            Many women who blog topically chose to write about their children in order to "establish their footprint in the blogosphere" (Lopez 2007:734). It, however, is clear by reading these blogs that many of these women are "simply mothers and occasionally write about their children" (p. 734). While there are many exceptions to this statement (i.e. men writing about their children) it brings to light how mommy blogging is a role that these bloggers perform. Men and women are always performing a role because "gender is not merely something that happens in the nooks and crannies of interaction, fitted in here and there and not interfering with the serious business of life" (West and Zimmerman, 1987:130). While not explicitly stated, men are male bloggers just as women are mommy bloggers because gender is omnipresent. It is always being performed.

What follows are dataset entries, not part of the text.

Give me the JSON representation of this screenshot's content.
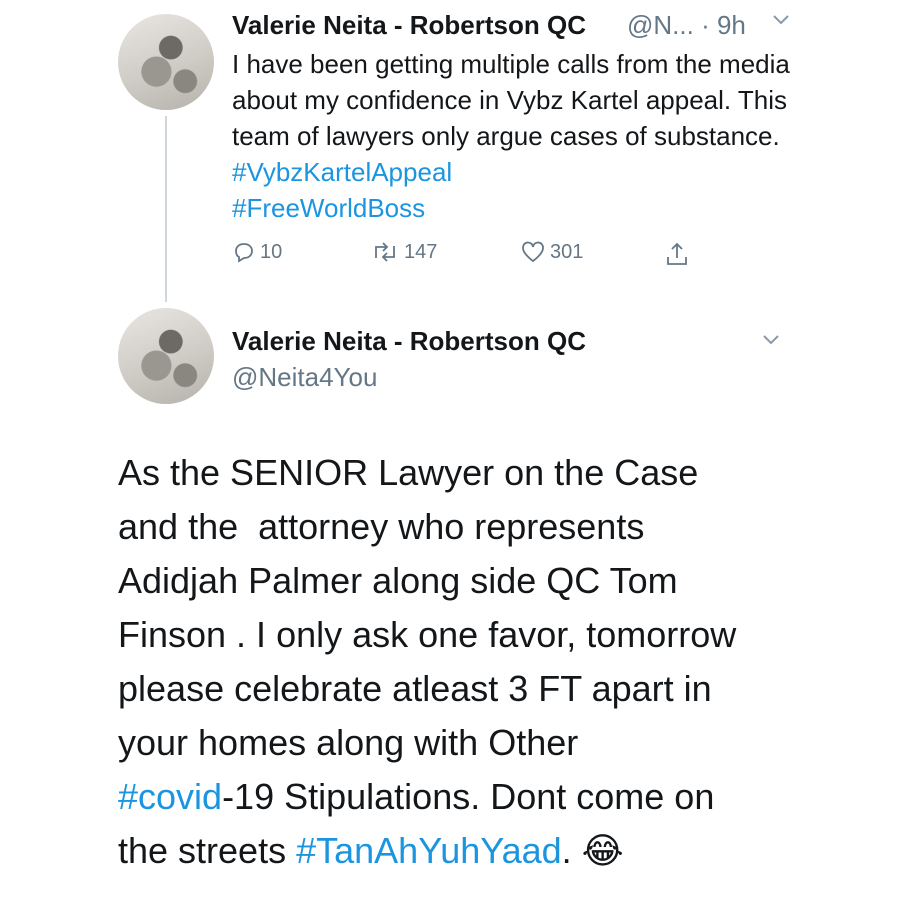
{
  "tweet1": {
    "name": "Valerie Neita - Robertson QC",
    "handle_time": "@N... · 9h",
    "text_a": "I have been getting multiple calls from the media about my confidence in Vybz Kartel appeal. This team of lawyers only argue cases of substance. ",
    "tag1": "#VybzKartelAppeal",
    "tag2": "#FreeWorldBoss",
    "replies": "10",
    "retweets": "147",
    "likes": "301"
  },
  "tweet2": {
    "name": "Valerie Neita - Robertson QC",
    "handle": "@Neita4You",
    "line1": "As the SENIOR Lawyer on the Case",
    "line2": "and the  attorney who represents",
    "line3": "Adidjah Palmer along side QC Tom",
    "line4": "Finson . I only ask one favor, tomorrow",
    "line5": "please celebrate atleast 3 FT apart in",
    "line6": "your homes along with Other",
    "tag_covid": "#covid",
    "line7_rest": "-19 Stipulations. Dont come on",
    "line8_a": "the streets ",
    "tag_tan": "#TanAhYuhYaad",
    "line8_b": ". 😂"
  },
  "colors": {
    "hashtag": "#1b95e0",
    "muted": "#657786",
    "text": "#14171a"
  },
  "icons": [
    "reply-icon",
    "retweet-icon",
    "like-icon",
    "share-icon",
    "chevron-down-icon"
  ]
}
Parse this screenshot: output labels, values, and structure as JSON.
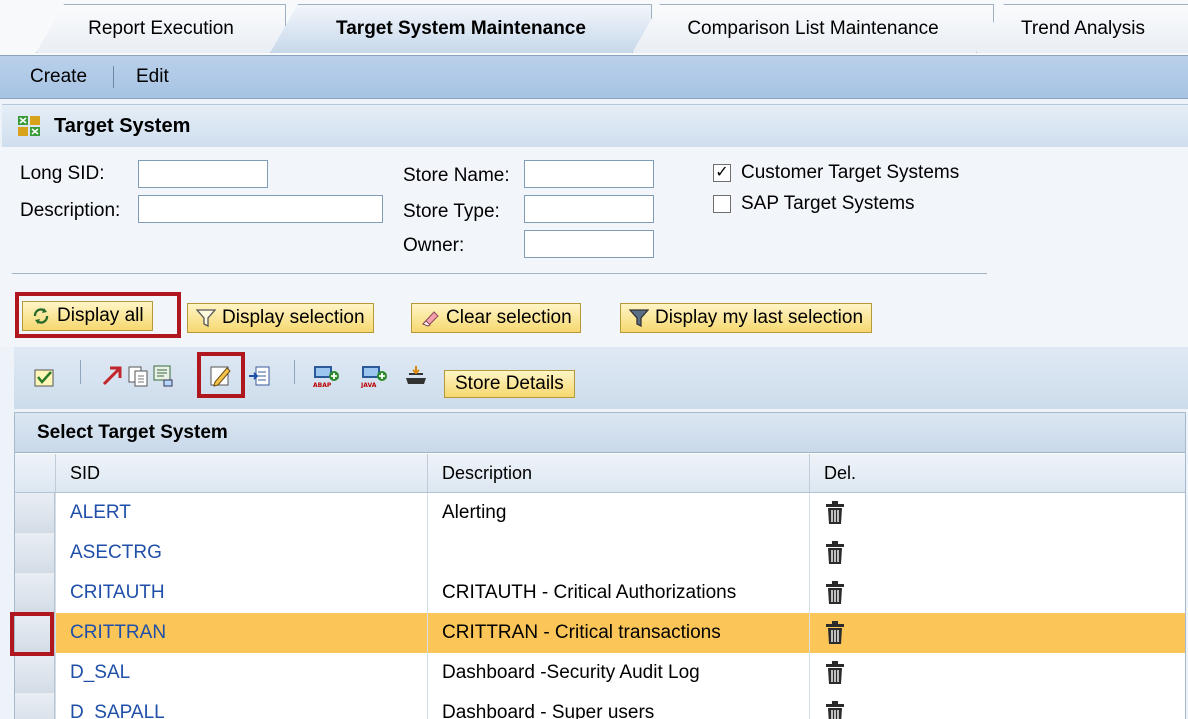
{
  "tabs": [
    {
      "label": "Report Execution",
      "active": false
    },
    {
      "label": "Target System Maintenance",
      "active": true
    },
    {
      "label": "Comparison List Maintenance",
      "active": false
    },
    {
      "label": "Trend Analysis",
      "active": false
    }
  ],
  "menu": {
    "create": "Create",
    "edit": "Edit"
  },
  "panel": {
    "title": "Target System",
    "icon": "target-system-icon"
  },
  "form": {
    "long_sid_label": "Long SID:",
    "long_sid_value": "",
    "description_label": "Description:",
    "description_value": "",
    "store_name_label": "Store Name:",
    "store_name_value": "",
    "store_type_label": "Store Type:",
    "store_type_value": "",
    "owner_label": "Owner:",
    "owner_value": "",
    "customer_target_label": "Customer Target Systems",
    "customer_target_checked": true,
    "sap_target_label": "SAP Target Systems",
    "sap_target_checked": false
  },
  "buttons": {
    "display_all": "Display all",
    "display_selection": "Display selection",
    "clear_selection": "Clear selection",
    "display_last": "Display my last selection"
  },
  "toolbar": {
    "store_details": "Store Details"
  },
  "table": {
    "title": "Select Target System",
    "columns": [
      "SID",
      "Description",
      "Del."
    ],
    "rows": [
      {
        "sid": "ALERT",
        "description": "Alerting",
        "selected": false
      },
      {
        "sid": "ASECTRG",
        "description": "",
        "selected": false
      },
      {
        "sid": "CRITAUTH",
        "description": "CRITAUTH - Critical Authorizations",
        "selected": false
      },
      {
        "sid": "CRITTRAN",
        "description": "CRITTRAN - Critical transactions",
        "selected": true
      },
      {
        "sid": "D_SAL",
        "description": "Dashboard -Security Audit Log",
        "selected": false
      },
      {
        "sid": "D_SAPALL",
        "description": "Dashboard - Super users",
        "selected": false
      }
    ]
  },
  "colors": {
    "selected_row": "#fbc558",
    "highlight_frame": "#b0161d",
    "link_text": "#1f4fa8",
    "button_fill": "#f6d86f"
  }
}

         Another way to look at blogging is through the lens of gender as a structure. Just as government or the economy is a structure that effects society, gender is can also be seen as a structure. It is inherent in ever aspect of society. Ridgeway and Correll (2004) put it this way, "Social relational contexts bring sex categorization into every activity and sphere of life in which one person casts himself or herself in relation to a real or imagined other, be it in person, on paper, or through the Internet" (pp. 521-522). They go on to describe how thinking of gender this way give scholars the opportunity to analyze gender, not as a symptom of social influence, but as a cause of this influence. 
         Blogging also illustrates gender as a structure. Carstensen  (2009) wrote that blogs, "[range] from the reproduction of gendered structures in public spaces, to enthusiastic female bloggers, to chances for creating various gender identities" (p. 116). Van Doorn, van Zoonen, and Wyatt (2007) explain how gender is represented in blogs through analyzing their performances of gender on their blogs. They conclude, "[blogs] facilitate a mode of gender presentation that remains closely related to the binary gender system that structures people’s daily lives, they also offer a ‘rich’ environment... resulting in multiple heterogeneous performances of gender" (p. 155).  Therefore, in blogging, while gender as a structure supports many representations of blogs it also provides an environment for women to explore there relationship with their gender.

Works Cited